The Army didn’t need to put me through those kinds of visits to make me realise that I had chosen the right career path. I already knew how fortunate and privileged I was to be doing something I was passionate about and something I got to do for 24 years. I had seen what my school mates were doing in the Steel Works and Chemical Works of Stockton-On-Tees in the North East of England and knew that was the last thing I wanted to do.
Fast forward to this week, on the train coming home from Dosh Strategy Day in London, I had the best day, working with some incredibly talented, knowledgeable and experienced people on how we could support people with learning disabilities in the next 10 years, and I was buzzing. I looked at my fellow commuters, I may be being unfair but they looked weary. I detected the same weariness in the conversations they were having on their mobiles too. For me though, this is a second career which has lasted 21 years so far and one that I am incredibly passionate about.
Since my train journey home from London this week, I have been reflecting on why it is important to find your passion and do that. Always finding great enthusiasm for what you do.
My oldest daughter works in the Theatre. She really works seven days a week, when she is not working she is enjoying the shows at her theatre, it’s her world. This is her passion.

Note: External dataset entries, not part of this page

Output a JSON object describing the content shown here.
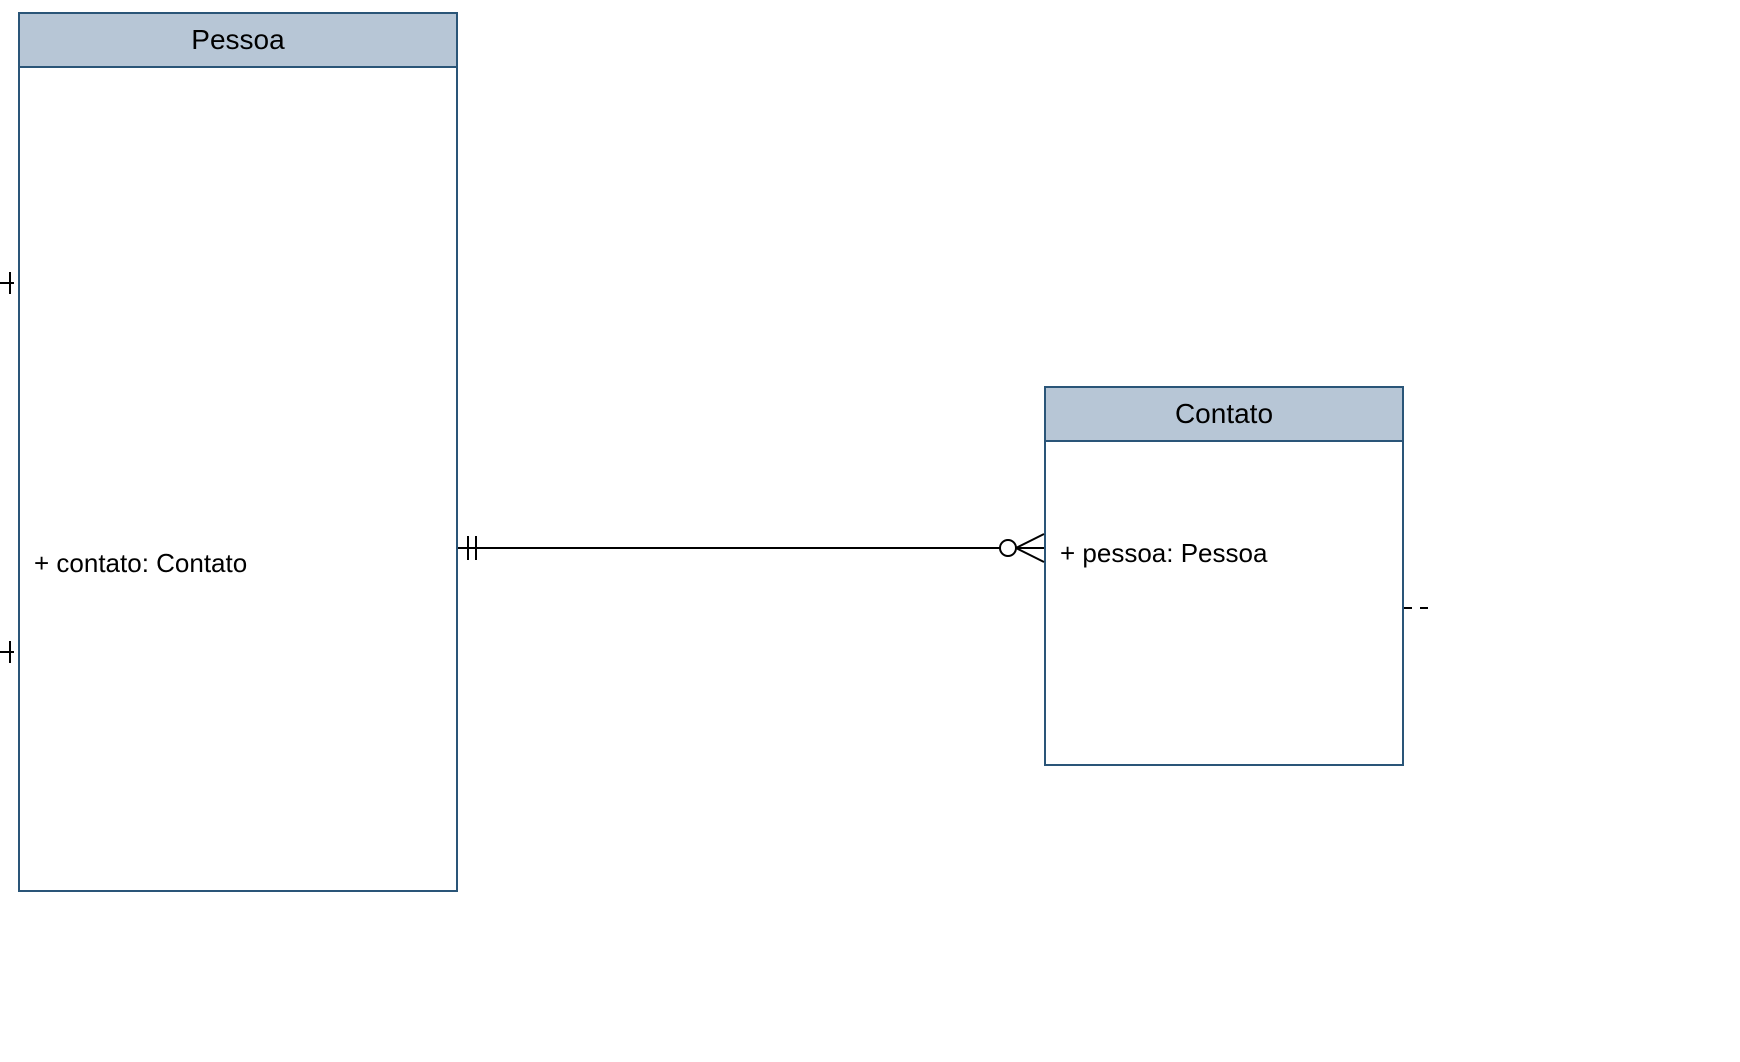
{
  "entities": {
    "pessoa": {
      "title": "Pessoa",
      "attributes": {
        "contato": "+ contato: Contato"
      }
    },
    "contato": {
      "title": "Contato",
      "attributes": {
        "pessoa": "+ pessoa: Pessoa"
      }
    }
  },
  "relationship": {
    "from": "Pessoa",
    "to": "Contato",
    "from_cardinality": "one-and-only-one",
    "to_cardinality": "zero-or-many"
  }
}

It’s a family thing and makes for some interesting and engaging conversations at home.
The days and years tick by and it is important you don’t wake up one day when there is no time left to do the things you dreamed of, to be the person you always wanted to be and to exceed your potential. These were and are the reasons I find my passion and do that.
So what have been the benefits?

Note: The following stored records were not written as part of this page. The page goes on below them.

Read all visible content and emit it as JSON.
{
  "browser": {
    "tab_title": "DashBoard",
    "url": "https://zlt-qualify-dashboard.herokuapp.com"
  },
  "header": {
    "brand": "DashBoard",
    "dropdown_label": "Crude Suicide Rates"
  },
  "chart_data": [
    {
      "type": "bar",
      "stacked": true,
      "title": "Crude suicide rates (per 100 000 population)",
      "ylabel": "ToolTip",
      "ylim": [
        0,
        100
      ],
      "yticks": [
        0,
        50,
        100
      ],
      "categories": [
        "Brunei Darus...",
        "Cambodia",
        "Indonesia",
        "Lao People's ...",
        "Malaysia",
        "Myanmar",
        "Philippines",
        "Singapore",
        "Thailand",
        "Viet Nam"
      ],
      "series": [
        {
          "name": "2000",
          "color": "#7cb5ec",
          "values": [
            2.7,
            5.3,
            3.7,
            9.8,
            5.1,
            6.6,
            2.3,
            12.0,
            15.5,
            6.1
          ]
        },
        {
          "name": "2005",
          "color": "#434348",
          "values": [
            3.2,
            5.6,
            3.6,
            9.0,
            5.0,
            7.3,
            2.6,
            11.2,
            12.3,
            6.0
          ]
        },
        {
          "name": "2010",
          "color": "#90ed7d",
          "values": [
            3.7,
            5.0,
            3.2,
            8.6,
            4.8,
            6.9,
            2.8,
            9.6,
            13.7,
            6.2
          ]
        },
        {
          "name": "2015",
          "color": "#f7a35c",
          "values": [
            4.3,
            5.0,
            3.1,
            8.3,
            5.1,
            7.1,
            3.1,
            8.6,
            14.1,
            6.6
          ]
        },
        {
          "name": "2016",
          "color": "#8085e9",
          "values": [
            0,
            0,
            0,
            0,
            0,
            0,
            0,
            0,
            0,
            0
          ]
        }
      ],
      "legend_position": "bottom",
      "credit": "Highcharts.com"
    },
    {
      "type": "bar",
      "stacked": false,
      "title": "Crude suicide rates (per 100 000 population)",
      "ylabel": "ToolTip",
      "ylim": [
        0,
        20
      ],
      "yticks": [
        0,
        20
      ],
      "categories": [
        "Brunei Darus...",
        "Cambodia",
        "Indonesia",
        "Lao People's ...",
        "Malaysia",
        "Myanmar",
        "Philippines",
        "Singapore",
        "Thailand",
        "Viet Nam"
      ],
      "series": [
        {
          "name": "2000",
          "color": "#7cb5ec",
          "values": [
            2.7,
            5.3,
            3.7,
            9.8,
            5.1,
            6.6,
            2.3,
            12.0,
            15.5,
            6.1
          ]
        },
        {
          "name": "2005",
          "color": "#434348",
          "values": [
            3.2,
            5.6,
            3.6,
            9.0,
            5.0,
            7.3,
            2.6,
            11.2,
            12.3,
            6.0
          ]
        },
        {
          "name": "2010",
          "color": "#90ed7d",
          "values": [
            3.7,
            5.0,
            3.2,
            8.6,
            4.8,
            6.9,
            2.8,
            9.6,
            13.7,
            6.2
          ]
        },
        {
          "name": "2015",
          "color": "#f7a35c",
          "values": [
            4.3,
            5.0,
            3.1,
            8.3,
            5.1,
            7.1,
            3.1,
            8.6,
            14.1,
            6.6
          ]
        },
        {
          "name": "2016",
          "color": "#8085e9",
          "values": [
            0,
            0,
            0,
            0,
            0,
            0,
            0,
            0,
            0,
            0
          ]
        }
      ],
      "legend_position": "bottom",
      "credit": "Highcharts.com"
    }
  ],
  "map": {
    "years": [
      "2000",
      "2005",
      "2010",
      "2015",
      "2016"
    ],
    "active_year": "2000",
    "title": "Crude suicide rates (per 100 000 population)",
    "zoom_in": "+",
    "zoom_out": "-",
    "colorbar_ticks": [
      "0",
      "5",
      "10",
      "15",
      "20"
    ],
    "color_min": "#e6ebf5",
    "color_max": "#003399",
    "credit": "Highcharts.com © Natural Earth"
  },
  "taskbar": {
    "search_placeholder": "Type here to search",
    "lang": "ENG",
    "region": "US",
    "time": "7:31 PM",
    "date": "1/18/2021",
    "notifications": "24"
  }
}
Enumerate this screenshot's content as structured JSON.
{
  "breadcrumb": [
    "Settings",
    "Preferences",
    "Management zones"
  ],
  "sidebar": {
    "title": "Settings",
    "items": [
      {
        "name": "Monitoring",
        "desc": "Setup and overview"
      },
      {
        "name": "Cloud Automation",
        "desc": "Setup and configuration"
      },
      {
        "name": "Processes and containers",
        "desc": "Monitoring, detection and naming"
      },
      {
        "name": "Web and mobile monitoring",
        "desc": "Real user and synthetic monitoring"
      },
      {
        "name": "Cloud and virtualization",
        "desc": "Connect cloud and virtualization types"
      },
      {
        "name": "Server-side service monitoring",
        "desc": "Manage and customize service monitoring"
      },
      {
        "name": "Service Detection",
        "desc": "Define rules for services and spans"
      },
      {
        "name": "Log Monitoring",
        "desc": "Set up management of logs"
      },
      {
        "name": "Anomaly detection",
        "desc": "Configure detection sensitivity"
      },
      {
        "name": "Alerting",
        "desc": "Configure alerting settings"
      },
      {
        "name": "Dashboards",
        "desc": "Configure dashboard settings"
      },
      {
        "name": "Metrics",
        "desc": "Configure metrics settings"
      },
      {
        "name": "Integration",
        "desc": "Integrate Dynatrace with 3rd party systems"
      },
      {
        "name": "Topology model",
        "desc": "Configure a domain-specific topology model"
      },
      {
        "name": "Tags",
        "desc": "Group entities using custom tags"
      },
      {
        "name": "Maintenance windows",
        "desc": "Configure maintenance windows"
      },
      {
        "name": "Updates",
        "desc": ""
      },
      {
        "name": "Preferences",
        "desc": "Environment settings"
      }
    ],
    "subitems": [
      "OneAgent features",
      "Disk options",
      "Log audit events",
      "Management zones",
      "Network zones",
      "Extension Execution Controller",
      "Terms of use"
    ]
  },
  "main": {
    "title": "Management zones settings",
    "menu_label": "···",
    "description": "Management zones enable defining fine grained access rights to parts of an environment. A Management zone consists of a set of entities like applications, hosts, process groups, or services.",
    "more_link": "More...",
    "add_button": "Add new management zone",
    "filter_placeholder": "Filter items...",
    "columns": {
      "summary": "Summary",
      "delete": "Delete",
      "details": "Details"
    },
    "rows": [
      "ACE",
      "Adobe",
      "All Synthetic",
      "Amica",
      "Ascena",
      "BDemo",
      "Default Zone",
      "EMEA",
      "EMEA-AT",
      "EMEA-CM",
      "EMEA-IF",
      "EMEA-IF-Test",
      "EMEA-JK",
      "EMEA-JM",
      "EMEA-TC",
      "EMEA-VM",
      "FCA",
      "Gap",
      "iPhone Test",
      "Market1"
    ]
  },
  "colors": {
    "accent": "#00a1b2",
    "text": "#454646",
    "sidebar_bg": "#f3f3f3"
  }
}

I recently attended Damien Piper’s (Effective Challenge) Resilience Training and he used a model: P.R.I.M.E as a way of investing in yourself which strengthens and maintains your resilience. Doing work that you are passionate about and which you have strong emotions for does not mean that there will not be obstacles, setbacks and failures however paying attention to all aspects of PRIME (Physical – Rest – Intake – Mind and Energy) will help you bounce back when things don’t go your way.

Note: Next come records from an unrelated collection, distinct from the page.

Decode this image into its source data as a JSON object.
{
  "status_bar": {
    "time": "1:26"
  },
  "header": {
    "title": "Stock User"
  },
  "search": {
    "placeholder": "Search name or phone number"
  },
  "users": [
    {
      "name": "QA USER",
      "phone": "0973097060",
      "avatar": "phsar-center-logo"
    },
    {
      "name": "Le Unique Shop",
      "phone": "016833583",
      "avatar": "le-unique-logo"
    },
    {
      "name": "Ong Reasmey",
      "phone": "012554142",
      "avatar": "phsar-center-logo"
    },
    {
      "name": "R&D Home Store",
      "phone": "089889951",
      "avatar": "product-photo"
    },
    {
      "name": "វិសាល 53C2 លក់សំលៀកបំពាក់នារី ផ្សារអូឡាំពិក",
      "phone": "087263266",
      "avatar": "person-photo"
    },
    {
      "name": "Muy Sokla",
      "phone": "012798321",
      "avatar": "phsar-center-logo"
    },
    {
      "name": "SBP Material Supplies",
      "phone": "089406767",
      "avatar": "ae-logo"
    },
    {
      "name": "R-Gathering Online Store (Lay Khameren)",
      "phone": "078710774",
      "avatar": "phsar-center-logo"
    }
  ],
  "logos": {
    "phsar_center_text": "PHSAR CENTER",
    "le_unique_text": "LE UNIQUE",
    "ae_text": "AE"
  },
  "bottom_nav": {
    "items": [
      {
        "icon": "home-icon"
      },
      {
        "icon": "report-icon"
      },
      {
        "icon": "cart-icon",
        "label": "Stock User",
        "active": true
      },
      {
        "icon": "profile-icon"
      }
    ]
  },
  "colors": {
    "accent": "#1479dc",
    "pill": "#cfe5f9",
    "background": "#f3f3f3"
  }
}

Doing stuff that you have a passion for helps you to maintain and have stronger mental health. In your quieter moments, acknowledging that you are doing something that you are passionate about can give you a sense of well-being and contentment.
With passion comes a high level of enthusiasm for what you do. I have found this to be contagious not only do your friends benefit, but also your family.
“Passion is energy. Feel the power that comes from focusing on what excites you.”
Here my top 5 tips for finding your passion:
- What do you have strong emotions for – make them visual so write them down, better still draw a picture for each one
- You need to find something that has a ‘purpose’: will it make a difference in another person’s life?
- Think about what you are good at, would it pay you a living too? When you have both, not only do you find your passion you feel successful.
- What excites you: what would make you get out of bed earlier than you really need to? I fling the bed sheets back at 5am every morning, yep even the weekends I can’t wait to start my day and find out what dosh.org are up to.
- Dream Big “Every great dream begins with a dreamer. Always remember, you have within you the strength, the patience, and the passion to reach for the stars to change the world.” -Harriet Tubman
As a young 15 year old heading towards the Army Recruiting Office in Middlesbrough while my school mates headed in a different direction towards their interviews for ICI Apprenticeships as Welders and Platers, I thought that if I didn’t love what I was going to do I wouldn’t be able to do it with much conviction or passion. I felt the same way when I entered into the world of supporting people with learning disabilities.
“There is no passion to be found playing small–in settling for a life that is less than the one you are capable of living.”